The Belvider consists of two palaces, the Lower Belvidere, and the Upper Belvidere, which is separated by the Lower by about half a mile of formal gardens. The Prince built the Lower first as a residence and then the Upper, which he used primarily for entertaining. While the Upper Belvidere has a splendid main hall, unusually decorated with mural so an ostrich and a hyena, most of the eamining rooms are very stark. By contrast, the Lower Belvedere is much more intereting, intimate, and cozy if a palace can be said to be cozy. The tromp-le-oeil ceilings, fantasy paintwork and intricate stonework make ti the architectual gem of the two, although it is outwardly less imposing.
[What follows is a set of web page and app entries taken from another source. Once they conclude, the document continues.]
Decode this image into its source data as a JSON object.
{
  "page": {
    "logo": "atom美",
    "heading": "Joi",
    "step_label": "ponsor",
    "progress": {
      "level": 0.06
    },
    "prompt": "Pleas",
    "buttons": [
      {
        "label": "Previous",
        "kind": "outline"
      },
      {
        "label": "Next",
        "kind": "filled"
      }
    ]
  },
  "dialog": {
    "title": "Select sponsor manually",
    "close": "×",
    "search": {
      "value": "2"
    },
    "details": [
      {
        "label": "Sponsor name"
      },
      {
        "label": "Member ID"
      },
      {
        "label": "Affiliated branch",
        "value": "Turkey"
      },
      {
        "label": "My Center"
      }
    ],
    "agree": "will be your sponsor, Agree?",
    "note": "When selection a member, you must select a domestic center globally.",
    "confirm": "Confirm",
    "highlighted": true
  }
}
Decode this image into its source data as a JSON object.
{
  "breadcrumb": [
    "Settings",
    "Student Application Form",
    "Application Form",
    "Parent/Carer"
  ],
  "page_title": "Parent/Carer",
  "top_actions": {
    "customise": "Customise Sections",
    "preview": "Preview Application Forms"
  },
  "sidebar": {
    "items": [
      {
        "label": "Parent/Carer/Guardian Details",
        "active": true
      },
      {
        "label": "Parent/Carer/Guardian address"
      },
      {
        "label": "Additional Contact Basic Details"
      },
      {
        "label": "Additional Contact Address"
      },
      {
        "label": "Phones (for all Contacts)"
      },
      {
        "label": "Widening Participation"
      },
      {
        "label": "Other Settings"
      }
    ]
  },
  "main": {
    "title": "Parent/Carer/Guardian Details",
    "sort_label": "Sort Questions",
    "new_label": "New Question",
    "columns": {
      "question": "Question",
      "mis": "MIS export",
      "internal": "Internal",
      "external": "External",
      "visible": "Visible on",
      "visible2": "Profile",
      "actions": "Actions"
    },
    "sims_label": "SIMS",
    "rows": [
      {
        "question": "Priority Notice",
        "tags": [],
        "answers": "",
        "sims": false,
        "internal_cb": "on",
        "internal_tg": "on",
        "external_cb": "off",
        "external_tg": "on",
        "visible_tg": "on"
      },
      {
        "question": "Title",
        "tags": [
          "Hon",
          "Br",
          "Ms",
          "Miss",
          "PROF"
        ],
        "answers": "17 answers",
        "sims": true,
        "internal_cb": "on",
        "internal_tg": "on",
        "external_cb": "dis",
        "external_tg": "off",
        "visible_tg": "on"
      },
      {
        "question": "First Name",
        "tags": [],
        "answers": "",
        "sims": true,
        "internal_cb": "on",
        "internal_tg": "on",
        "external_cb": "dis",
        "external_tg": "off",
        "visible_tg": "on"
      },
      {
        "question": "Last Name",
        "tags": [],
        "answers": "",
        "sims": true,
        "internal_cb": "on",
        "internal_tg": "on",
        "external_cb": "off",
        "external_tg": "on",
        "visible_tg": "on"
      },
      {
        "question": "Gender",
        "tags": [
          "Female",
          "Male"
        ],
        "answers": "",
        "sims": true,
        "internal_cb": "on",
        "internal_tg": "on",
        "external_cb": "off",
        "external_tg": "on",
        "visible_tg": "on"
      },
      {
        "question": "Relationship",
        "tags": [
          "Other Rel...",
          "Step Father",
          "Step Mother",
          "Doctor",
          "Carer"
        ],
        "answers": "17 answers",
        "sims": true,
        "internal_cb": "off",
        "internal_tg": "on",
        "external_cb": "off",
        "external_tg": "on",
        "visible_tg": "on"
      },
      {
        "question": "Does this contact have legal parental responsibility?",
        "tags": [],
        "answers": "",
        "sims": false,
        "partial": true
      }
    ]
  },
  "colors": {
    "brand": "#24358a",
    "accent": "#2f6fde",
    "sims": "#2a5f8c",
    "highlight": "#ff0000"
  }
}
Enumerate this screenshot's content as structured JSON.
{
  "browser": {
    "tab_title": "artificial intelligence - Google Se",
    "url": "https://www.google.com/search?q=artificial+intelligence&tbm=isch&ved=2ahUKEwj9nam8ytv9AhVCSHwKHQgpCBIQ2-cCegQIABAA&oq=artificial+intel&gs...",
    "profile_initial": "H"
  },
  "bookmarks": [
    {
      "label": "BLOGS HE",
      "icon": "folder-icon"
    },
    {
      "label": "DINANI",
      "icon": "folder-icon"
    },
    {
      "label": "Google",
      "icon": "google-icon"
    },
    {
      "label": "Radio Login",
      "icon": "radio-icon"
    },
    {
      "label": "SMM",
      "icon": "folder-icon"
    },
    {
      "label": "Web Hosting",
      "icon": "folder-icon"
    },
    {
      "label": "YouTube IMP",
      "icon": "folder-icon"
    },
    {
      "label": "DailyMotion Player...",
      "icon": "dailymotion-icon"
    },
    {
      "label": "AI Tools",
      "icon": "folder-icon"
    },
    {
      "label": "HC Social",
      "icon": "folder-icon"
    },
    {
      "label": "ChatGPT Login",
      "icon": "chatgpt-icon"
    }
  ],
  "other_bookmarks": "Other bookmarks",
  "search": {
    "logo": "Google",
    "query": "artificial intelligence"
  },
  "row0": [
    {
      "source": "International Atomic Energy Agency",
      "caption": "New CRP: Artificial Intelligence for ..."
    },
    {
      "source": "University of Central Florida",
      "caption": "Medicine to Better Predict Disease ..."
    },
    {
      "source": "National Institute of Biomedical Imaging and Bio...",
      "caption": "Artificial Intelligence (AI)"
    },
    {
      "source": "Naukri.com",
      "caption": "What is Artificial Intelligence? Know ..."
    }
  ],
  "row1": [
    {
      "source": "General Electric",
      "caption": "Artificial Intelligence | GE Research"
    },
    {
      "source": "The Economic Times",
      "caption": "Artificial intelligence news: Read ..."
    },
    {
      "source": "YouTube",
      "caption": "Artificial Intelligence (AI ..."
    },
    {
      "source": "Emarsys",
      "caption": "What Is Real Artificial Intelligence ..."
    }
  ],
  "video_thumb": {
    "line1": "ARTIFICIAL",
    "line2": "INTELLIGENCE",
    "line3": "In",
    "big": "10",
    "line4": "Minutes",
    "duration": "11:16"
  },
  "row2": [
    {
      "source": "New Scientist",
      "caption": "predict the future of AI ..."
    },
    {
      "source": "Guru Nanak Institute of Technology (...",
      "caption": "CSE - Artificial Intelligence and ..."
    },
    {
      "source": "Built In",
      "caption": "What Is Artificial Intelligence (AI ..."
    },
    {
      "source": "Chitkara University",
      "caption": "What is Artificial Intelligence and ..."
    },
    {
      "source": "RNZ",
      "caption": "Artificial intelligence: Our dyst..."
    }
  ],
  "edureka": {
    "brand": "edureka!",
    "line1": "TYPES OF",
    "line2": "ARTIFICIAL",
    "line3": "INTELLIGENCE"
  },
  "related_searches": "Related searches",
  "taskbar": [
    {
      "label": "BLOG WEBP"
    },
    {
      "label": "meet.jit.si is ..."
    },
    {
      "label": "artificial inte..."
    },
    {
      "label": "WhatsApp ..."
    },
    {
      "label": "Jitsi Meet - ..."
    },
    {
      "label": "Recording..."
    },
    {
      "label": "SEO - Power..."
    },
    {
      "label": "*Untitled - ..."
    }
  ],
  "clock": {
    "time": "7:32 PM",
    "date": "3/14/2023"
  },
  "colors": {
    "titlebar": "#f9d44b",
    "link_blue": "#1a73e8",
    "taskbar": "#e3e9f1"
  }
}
like most of the publicly open palaces, the Belvedere also houses a n=musum collection, in this case consisting of Medieval ("Gothic") and Baroque art in the Lower and "Modern" Art in Upper. I found the Belvedie's collection the most enjoyable and lively of any of the art galleries we visited. The Baroque collection has numerous fine portraits, including the David "Napoleon" revioulsy mentioned, and is enlivened by a collection of grotesque and humorus busts by sculptor Franz Xavier Messerschmit. The Upper collection includes a great number of "Biedermeyer" period pieces by Waldmueller and others, which I like for their naturalism and realism, showing the people and places of the country as they then were. Upper Belvedere also has one of the better Klimt collections, including "The Kiss", possibly his best known work, and several others, plus works by Egon Schiele, and sculptures by Rodin, among many others.